The failure of the weakened Weimar Democracy was a significant factor that allowed for Hitler's unprecedented rise to power, but there were many other considerable events and circumstances that practically 'forced' Hitler into power and enabled him to assume leadership of the country at a dismal time of recovery and rebuilding. Other factors also responsible for the rise of Hitler included powerful pro-Nazi propaganda, lack of cooperation between moderate opposition parties, his powerful Storm Trooper army, support from Industrialists and his unique oratory skills. Most importantly however, the German population who were struggling with the harsh terms of the Treaty of Versailles in the time of the Great Depression were anxious for a leader to rise and to deliver them promises brimming with hope. A gamble taken by supreme leaders Hindenburg and Papen who had hoped to 'tame' Hitler had ultimately backfired, also adding to Hitler's glorious path in attaining the great title of the Fuhrer.

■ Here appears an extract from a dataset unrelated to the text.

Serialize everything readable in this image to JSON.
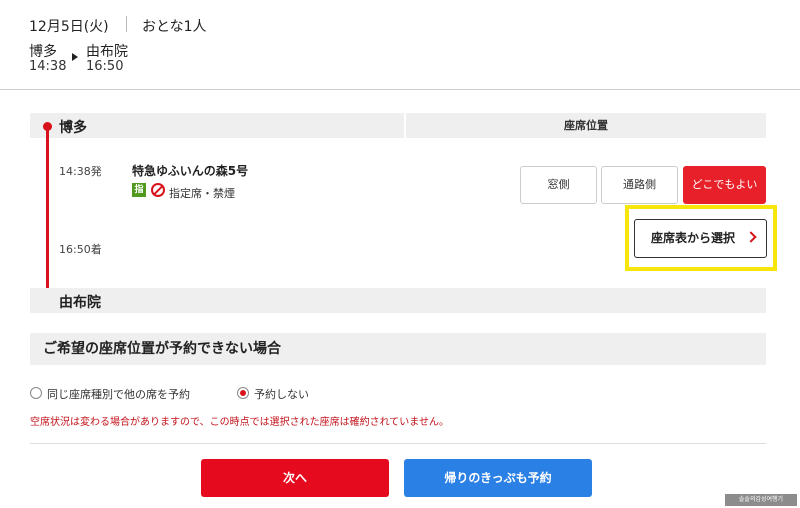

Although the Weimar democracy was a major factor in Hitler's rise to power, it wasn't the only reason responsible for it. The Weimar republic was generally built on weak foundations and was deemed incapable of saving the nation at the time. At the time the republic was drawn up, Germany was facing chaotic times in restoring balance to their nation. The direct threat of a Communist society which they had seen many other European nations succumb to forced the German people to sign the agreement of democracy. It must be noted that Germany had previously never experienced a democracy in its history before, with historians arguing that "Germany was so used to ruling itself, rather than being ruled by a democracy".
The Nazi's ruthlessly targeted the weaknesses...